Lawsuit Seeks Uncensored Access to Executions, Citing First Amendment Press Freedom
August 25, 2014
FOR IMMEDIATE RELEASE
OKLAHOMA CITY – The American Civil Liberties Union, the ACLU of Oklahoma, and two newspapers filed a federal lawsuit today seeking to stop Oklahoma prison officials from selectively filtering what journalists can see during an execution. The lawsuit, filed on behalf of The Guardian and The Oklahoma Observer, follows the botched execution of Clayton Lockett in April during which prison officials blocked witnesses’ view when the procedure did not go as planned.

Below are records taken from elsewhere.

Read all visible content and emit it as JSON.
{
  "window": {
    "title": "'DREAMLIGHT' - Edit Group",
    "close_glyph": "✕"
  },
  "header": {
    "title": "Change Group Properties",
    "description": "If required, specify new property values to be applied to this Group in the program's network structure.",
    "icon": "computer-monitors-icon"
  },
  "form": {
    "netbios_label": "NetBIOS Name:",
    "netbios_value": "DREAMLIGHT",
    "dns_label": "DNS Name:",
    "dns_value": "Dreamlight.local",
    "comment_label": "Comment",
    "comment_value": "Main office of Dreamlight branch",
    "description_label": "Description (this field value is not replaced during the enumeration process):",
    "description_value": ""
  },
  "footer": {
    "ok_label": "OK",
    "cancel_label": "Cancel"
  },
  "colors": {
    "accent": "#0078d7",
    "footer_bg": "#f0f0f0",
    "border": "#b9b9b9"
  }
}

“The state of Oklahoma violated the First Amendment, which guarantees the right of the press to witness executions so the public can be informed about the government’s actions and hold it accountable,” said ACLU Staff Attorney Lee Rowland. “The death penalty represents the most powerful exercise of government authority. The need for public oversight is as critical at the execution stage as it is during trial.”
The lawsuit demands that reporters and other witnesses be permitted to view the execution, without interruption, from the time the condemned prisoner enters the execution chamber until he or she leaves it.
At the Lockett execution, as with other executions in Oklahoma, the windows for witnesses to look into the execution chamber were covered by blinds while Lockett was brought into the chamber, strapped down, and had intravenous lines inserted. The blinds were raised only when officials began to administer the lethal drugs. After about 20 additional minutes, state officials closed the blinds after Lockett began to writhe, groan, and speak when he should have been unconscious.
The blinds stayed down for approximately 20 more minutes, during which prison officials said they tried to determine the problem, called off the execution, and finally declared Lockett dead of a heart attack. Also in that time, members of the press could hear sounds coming from the execution chamber indicating pain and suffering, but they were unable to verify their exact source or nature because they could not see what was happening. There were no independent witnesses to Lockett’s death, and the precise cause of death has yet to be determined.
Reporter Katie Fretland, a plaintiff in the lawsuit, attended the Lockett execution for The Oklahoma Observer and The Guardian.
“At an execution, the press serves as the public’s eyes and ears,” Fretland said. “The government shouldn’t be allowed to effectively blindfold us when things go wrong. The public has a right to the whole story, not a version edited by government officials.”